#### TASK DATA

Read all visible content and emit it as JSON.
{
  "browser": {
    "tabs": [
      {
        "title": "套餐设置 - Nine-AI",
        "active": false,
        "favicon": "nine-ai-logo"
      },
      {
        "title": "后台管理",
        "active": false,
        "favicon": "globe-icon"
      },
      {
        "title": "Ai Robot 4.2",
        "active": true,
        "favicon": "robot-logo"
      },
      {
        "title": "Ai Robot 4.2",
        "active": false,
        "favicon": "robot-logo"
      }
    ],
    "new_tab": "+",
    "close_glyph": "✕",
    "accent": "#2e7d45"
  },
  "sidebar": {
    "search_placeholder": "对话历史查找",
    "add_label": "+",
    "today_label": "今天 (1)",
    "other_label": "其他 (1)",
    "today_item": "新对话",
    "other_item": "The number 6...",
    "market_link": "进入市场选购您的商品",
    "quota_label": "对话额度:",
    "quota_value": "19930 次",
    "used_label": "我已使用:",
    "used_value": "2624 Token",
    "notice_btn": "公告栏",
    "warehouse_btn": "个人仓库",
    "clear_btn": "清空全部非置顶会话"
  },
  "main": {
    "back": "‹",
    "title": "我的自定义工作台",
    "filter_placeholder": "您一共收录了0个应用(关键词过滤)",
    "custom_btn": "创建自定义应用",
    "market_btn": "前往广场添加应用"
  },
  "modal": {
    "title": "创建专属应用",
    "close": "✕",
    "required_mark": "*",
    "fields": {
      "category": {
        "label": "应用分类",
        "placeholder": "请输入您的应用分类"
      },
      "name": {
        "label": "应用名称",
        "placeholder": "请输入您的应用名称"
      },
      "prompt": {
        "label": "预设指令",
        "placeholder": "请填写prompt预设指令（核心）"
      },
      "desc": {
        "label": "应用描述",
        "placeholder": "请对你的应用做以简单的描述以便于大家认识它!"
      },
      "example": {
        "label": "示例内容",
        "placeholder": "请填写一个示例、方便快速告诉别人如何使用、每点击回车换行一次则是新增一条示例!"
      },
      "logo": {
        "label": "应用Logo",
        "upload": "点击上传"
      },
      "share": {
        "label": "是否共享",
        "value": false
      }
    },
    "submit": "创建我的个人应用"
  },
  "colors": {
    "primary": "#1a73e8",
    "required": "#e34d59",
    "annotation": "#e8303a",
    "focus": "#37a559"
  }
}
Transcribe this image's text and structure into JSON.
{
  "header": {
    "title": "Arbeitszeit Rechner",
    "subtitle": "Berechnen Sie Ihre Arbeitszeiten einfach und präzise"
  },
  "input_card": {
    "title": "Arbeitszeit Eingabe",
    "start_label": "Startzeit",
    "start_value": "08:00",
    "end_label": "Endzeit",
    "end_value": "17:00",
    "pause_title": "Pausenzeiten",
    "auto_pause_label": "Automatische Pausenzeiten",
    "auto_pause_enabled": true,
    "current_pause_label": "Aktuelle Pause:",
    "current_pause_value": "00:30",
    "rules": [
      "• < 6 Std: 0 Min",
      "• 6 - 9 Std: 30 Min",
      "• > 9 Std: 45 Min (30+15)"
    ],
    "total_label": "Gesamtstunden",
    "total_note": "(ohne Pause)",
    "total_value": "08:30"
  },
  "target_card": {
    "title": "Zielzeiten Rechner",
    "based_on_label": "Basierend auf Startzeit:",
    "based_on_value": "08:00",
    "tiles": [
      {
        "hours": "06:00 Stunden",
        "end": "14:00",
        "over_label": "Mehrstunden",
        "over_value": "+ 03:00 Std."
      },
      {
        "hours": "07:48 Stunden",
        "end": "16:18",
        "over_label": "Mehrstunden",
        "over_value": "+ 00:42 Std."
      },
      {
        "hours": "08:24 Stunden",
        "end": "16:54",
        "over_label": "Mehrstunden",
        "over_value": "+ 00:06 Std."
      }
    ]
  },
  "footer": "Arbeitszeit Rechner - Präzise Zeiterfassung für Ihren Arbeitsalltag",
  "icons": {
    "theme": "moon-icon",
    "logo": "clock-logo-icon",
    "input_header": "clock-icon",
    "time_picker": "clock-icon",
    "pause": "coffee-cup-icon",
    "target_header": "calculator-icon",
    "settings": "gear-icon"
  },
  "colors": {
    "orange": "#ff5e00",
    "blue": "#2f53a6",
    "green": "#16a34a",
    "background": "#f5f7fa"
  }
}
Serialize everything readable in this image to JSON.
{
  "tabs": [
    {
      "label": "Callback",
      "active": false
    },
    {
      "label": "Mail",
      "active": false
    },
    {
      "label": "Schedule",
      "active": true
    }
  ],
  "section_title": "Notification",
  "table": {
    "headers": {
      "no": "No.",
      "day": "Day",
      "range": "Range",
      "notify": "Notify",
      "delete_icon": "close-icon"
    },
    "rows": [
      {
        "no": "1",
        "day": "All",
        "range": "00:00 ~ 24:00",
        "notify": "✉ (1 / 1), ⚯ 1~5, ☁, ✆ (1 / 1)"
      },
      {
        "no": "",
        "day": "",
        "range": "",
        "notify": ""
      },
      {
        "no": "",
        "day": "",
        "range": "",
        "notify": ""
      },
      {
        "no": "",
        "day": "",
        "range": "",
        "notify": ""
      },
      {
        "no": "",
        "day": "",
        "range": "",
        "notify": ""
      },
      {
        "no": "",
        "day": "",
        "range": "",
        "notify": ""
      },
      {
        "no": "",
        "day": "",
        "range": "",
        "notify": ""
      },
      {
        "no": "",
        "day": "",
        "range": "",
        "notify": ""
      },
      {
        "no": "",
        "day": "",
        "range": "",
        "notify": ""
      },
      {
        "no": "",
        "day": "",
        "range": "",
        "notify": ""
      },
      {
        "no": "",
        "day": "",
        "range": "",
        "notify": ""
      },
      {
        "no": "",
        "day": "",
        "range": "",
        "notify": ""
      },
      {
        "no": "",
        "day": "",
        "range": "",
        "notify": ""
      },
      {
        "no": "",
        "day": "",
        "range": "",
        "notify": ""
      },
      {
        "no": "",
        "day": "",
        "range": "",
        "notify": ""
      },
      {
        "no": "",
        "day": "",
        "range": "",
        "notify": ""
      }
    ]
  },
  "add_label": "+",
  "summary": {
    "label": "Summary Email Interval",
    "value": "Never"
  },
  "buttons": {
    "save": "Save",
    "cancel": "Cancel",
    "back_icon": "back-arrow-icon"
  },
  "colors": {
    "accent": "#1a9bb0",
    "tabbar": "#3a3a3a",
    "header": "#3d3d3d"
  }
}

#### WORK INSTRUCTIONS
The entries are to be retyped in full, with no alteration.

#### ANSWER AREA
Read all visible content and emit it as JSON.
{
  "browser": {
    "tabs": [
      {
        "title": "套餐设置 - Nine-AI",
        "active": false,
        "favicon": "nine-ai-logo"
      },
      {
        "title": "后台管理",
        "active": false,
        "favicon": "globe-icon"
      },
      {
        "title": "Ai Robot 4.2",
        "active": true,
        "favicon": "robot-logo"
      },
      {
        "title": "Ai Robot 4.2",
        "active": false,
        "favicon": "robot-logo"
      }
    ],
    "new_tab": "+",
    "close_glyph": "✕",
    "accent": "#2e7d45"
  },
  "sidebar": {
    "search_placeholder": "对话历史查找",
    "add_label": "+",
    "today_label": "今天 (1)",
    "other_label": "其他 (1)",
    "today_item": "新对话",
    "other_item": "The number 6...",
    "market_link": "进入市场选购您的商品",
    "quota_label": "对话额度:",
    "quota_value": "19930 次",
    "used_label": "我已使用:",
    "used_value": "2624 Token",
    "notice_btn": "公告栏",
    "warehouse_btn": "个人仓库",
    "clear_btn": "清空全部非置顶会话"
  },
  "main": {
    "back": "‹",
    "title": "我的自定义工作台",
    "filter_placeholder": "您一共收录了0个应用(关键词过滤)",
    "custom_btn": "创建自定义应用",
    "market_btn": "前往广场添加应用"
  },
  "modal": {
    "title": "创建专属应用",
    "close": "✕",
    "required_mark": "*",
    "fields": {
      "category": {
        "label": "应用分类",
        "placeholder": "请输入您的应用分类"
      },
      "name": {
        "label": "应用名称",
        "placeholder": "请输入您的应用名称"
      },
      "prompt": {
        "label": "预设指令",
        "placeholder": "请填写prompt预设指令（核心）"
      },
      "desc": {
        "label": "应用描述",
        "placeholder": "请对你的应用做以简单的描述以便于大家认识它!"
      },
      "example": {
        "label": "示例内容",
        "placeholder": "请填写一个示例、方便快速告诉别人如何使用、每点击回车换行一次则是新增一条示例!"
      },
      "logo": {
        "label": "应用Logo",
        "upload": "点击上传"
      },
      "share": {
        "label": "是否共享",
        "value": false
      }
    },
    "submit": "创建我的个人应用"
  },
  "colors": {
    "primary": "#1a73e8",
    "required": "#e34d59",
    "annotation": "#e8303a",
    "focus": "#37a559"
  }
}
Transcribe this image's text and structure into JSON.
{
  "header": {
    "title": "Arbeitszeit Rechner",
    "subtitle": "Berechnen Sie Ihre Arbeitszeiten einfach und präzise"
  },
  "input_card": {
    "title": "Arbeitszeit Eingabe",
    "start_label": "Startzeit",
    "start_value": "08:00",
    "end_label": "Endzeit",
    "end_value": "17:00",
    "pause_title": "Pausenzeiten",
    "auto_pause_label": "Automatische Pausenzeiten",
    "auto_pause_enabled": true,
    "current_pause_label": "Aktuelle Pause:",
    "current_pause_value": "00:30",
    "rules": [
      "• < 6 Std: 0 Min",
      "• 6 - 9 Std: 30 Min",
      "• > 9 Std: 45 Min (30+15)"
    ],
    "total_label": "Gesamtstunden",
    "total_note": "(ohne Pause)",
    "total_value": "08:30"
  },
  "target_card": {
    "title": "Zielzeiten Rechner",
    "based_on_label": "Basierend auf Startzeit:",
    "based_on_value": "08:00",
    "tiles": [
      {
        "hours": "06:00 Stunden",
        "end": "14:00",
        "over_label": "Mehrstunden",
        "over_value": "+ 03:00 Std."
      },
      {
        "hours": "07:48 Stunden",
        "end": "16:18",
        "over_label": "Mehrstunden",
        "over_value": "+ 00:42 Std."
      },
      {
        "hours": "08:24 Stunden",
        "end": "16:54",
        "over_label": "Mehrstunden",
        "over_value": "+ 00:06 Std."
      }
    ]
  },
  "footer": "Arbeitszeit Rechner - Präzise Zeiterfassung für Ihren Arbeitsalltag",
  "icons": {
    "theme": "moon-icon",
    "logo": "clock-logo-icon",
    "input_header": "clock-icon",
    "time_picker": "clock-icon",
    "pause": "coffee-cup-icon",
    "target_header": "calculator-icon",
    "settings": "gear-icon"
  },
  "colors": {
    "orange": "#ff5e00",
    "blue": "#2f53a6",
    "green": "#16a34a",
    "background": "#f5f7fa"
  }
}
Serialize everything readable in this image to JSON.
{
  "tabs": [
    {
      "label": "Callback",
      "active": false
    },
    {
      "label": "Mail",
      "active": false
    },
    {
      "label": "Schedule",
      "active": true
    }
  ],
  "section_title": "Notification",
  "table": {
    "headers": {
      "no": "No.",
      "day": "Day",
      "range": "Range",
      "notify": "Notify",
      "delete_icon": "close-icon"
    },
    "rows": [
      {
        "no": "1",
        "day": "All",
        "range": "00:00 ~ 24:00",
        "notify": "✉ (1 / 1), ⚯ 1~5, ☁, ✆ (1 / 1)"
      },
      {
        "no": "",
        "day": "",
        "range": "",
        "notify": ""
      },
      {
        "no": "",
        "day": "",
        "range": "",
        "notify": ""
      },
      {
        "no": "",
        "day": "",
        "range": "",
        "notify": ""
      },
      {
        "no": "",
        "day": "",
        "range": "",
        "notify": ""
      },
      {
        "no": "",
        "day": "",
        "range": "",
        "notify": ""
      },
      {
        "no": "",
        "day": "",
        "range": "",
        "notify": ""
      },
      {
        "no": "",
        "day": "",
        "range": "",
        "notify": ""
      },
      {
        "no": "",
        "day": "",
        "range": "",
        "notify": ""
      },
      {
        "no": "",
        "day": "",
        "range": "",
        "notify": ""
      },
      {
        "no": "",
        "day": "",
        "range": "",
        "notify": ""
      },
      {
        "no": "",
        "day": "",
        "range": "",
        "notify": ""
      },
      {
        "no": "",
        "day": "",
        "range": "",
        "notify": ""
      },
      {
        "no": "",
        "day": "",
        "range": "",
        "notify": ""
      },
      {
        "no": "",
        "day": "",
        "range": "",
        "notify": ""
      },
      {
        "no": "",
        "day": "",
        "range": "",
        "notify": ""
      }
    ]
  },
  "add_label": "+",
  "summary": {
    "label": "Summary Email Interval",
    "value": "Never"
  },
  "buttons": {
    "save": "Save",
    "cancel": "Cancel",
    "back_icon": "back-arrow-icon"
  },
  "colors": {
    "accent": "#1a9bb0",
    "tabbar": "#3a3a3a",
    "header": "#3d3d3d"
  }
}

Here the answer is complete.